GSA Annual Meeting in Phoenix, Arizona, USA - 2019

Paper No. 126-2
Presentation Time: 9:00 AM-6:30 PM


HUFFORD, Lonnie Justin1, CHIN, Emily J.1, PERRY, Sarah E.1, MIRANDA, Elena A.2 and HANCHAR, John M.3, (1)Scripps Institution of Oceanography, University of California San Diego, 9500 Gilman Drive, La Jolla, CA 92093, (2)Department of Geological Sciences, California State University Northridge, 18111 Nordhoff St., Northridge, CA 91330, (3)Dept of Earth Sciences, Memorial University of Newfoundland, 9 Arctic Ave., Room 4063, Alexander Murray Building, St John's, NF A1B 3X5, Canada

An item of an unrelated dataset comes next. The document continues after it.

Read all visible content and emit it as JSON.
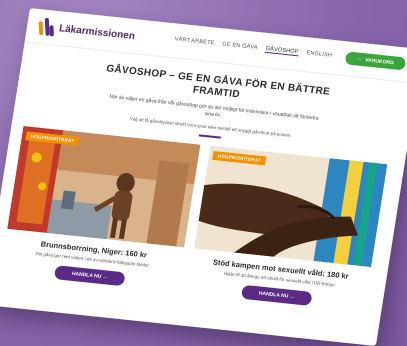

Lower crustal xenoliths from a Tertiary dike in the Eastern Mojave Desert, California are lithologically heterogeneous. They broadly reflect igneous and sedimentary protoliths, but two features stand out: 1) high proportion of metapelites compared to typical lower crustal xenolith suites; 2) abundant modal garnet. Previous work by Hanchar et al. (1994) interpreted garnet-rich metasedimentary xenoliths as residues of deep crustal melting. Here, we use electron backscatter diffraction (EBSD) large area mapping to investigate rheology of three major compositional categories represented in the metasedimentary suite: quartzose, quartzofeldspathic, and aluminous. We focus on modally abundant rheology-controlling minerals quartz and plagioclase. Quartz microstructures in quartzose xenoliths are consistent with dynamic recrystallization (DRX) via grain boundary migration and subgrain rotation (SGR). In quartzofeldspathic and aluminous compositions, quartz grains display sparse interconnected bands, but isolated grains are common. Using quartz pole figure data, we find crystallographic preferred orientations (CPOs) consistent with operation of {m} <c> and {m} <a> slip systems and less commonly, (c) <a> and {r} <a> slip systems. Plagioclase microstructures are characterized by grains with deformation twinning, as well as by dynamic recrystallization via SGR. Plagioclase pole figures exhibit CPO consistent with [001](010), ½[112](11-1), and [010](100) slip systems. Our data lead to several findings with respect to strain accommodation between rock compositions, and thus have implications for bulk rheology of heterogeneous crust. First, quartz in quartzose xenoliths accommodates more deformation than quartz in other xenolith types, suggesting phase topology as a first-order control on deformation amongst diverse lower crustal compositions. Second, some samples have quartz and plagioclase CPOs consistent with dislocation creep; however limited interconnectedness and interstitial nature of the phases appear incompatible with crystal-plastic deformation. Instead, we propose CPO could develop from shape-preferred orientation induced through partial melting. Our results provide insight into contributions of various rock compositions in lower crustal strain localization and melt.